South Carolina's been working on a bill to educate teens about relationship violence, since the state ranks pretty high when it comes to men who kill women. They've been debating this over the past week, and the stickler has been whether gay relationships would be discussed in the program. Because heaven forbid gay teens learn how to avoid relationship violence.
The amendment to remove gay and lesbian relationships from the bill passed 75-25 and came with the usual right-wing rhetoric:
"I do not want the Department of Education or school districts teaching our children in grades six through 12 about same-sex relationships," said Rep. Greg Delleney, a Chester Republican who pushed to make the violence prevention program apply only to heterosexual relationships. "I'm sure it would develop into that."
But here's one of the bill's sponsors saying that it's all good to take out the gays, because it's not like that sort of violence happens:
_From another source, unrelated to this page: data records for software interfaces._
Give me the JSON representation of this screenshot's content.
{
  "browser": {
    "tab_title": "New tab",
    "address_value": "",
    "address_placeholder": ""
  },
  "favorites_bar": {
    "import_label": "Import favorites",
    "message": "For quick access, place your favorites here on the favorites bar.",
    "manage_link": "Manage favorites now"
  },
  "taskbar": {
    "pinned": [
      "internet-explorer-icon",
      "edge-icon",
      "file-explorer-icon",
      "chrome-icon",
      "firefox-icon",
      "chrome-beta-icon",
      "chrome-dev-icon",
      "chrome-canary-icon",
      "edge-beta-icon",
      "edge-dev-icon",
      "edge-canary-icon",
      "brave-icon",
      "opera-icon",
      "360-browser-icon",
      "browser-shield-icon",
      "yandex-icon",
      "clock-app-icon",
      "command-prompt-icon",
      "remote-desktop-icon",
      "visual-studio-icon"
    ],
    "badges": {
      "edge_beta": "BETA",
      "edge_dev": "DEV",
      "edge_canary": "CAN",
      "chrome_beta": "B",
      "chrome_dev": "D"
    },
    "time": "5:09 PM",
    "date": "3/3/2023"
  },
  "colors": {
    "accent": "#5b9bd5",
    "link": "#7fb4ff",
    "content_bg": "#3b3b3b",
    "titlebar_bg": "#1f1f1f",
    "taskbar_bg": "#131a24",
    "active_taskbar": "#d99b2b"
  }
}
Bill sponsor Rep. Joan Brady said excluding gay relationships is fine and declared that, "Traditional domestic violence occurs in a man-woman, boy-girl situation."
"The fact is, this is a gender-specific, abusive behavior. The overwhelming predominance of dating abuse occurs in a traditional or heterosexual relationship," said Brady, R-Columbia.
Get that? "Traditional domestic violence" is between one man and one woman.
Moreover, it's a pretty dumb thing to say. I'm sorry that reality doesn't comport with Rep. Brady's worldview, but domestic violence does occur in same-sex relationships. Maybe she thinks that it wouldn't happen in the sisterhood, but it does. Or maybe she thinks that men would be able to defend themselves from another man, but that's not always true.
That's what makes relationship violence so awful, people allow themselves to be open and intimate with another person who abuses that trust. But there's nothing particularly heterosexual about it.
However, a 2004 Journal of Adolescent Health study found that youths involved in same-sex dating are just as likely to experience dating violence as those in relationships with members of the opposite sex.
Brady later said she was comparing total numbers of violent relationships - of which there are more between partners of the opposite sex. She also said her information came from the South Carolina Coalition Against Domestic Violence & Sexual Assault. Group spokeswoman Rebecca Williams-Agee said while sheer numbers show most dating violence cases involve boys abusing girls, all groups need to be considered, especially gay teens who may already be facing issues with their sexual orientation in a conservative state.
"When it comes to advocating for people, you don't get to choose who to advocate for. No one deserves to be hurt or violated in any way," Williams-Agee said.
Well, yeah, raw numbers are going to show that there are more violent heterosexual relationships than there are gay ones. But that's because there are around 20 times more heterosexuals in this country, and I'm sure the relationship numbers follow.
The problem here is that SC queer teens are going to tune out of this program just like they do every other exclusively heterosexual program, thinking that it doesn't apply to them. Hell, a lot of them might even think that it can't happen in a same-sex relationship.
But it happens in same-sex couples, just like it happens in seemingly "perfect" families, just like it happens among rich people, just like it happens in Christian families, just like it happens in college professors' homes....
I've been around long enough to see relationship violence happen between two men more than a few times. Since a lot of people involved in those situations read this site, I'm not going to get into more detail about that, but suffice it to say it's enough for me to wonder how Rep. Brady arrived at her ridiculous conclusion.
Yes, I know she's another Republican trying to justify her vote to take the gays out, but she should have just stuck with the "No one will discuss homosexuality in front of teh childrenz!" argument. It's so banal at this point that people wouldn't have even noticed that she made it.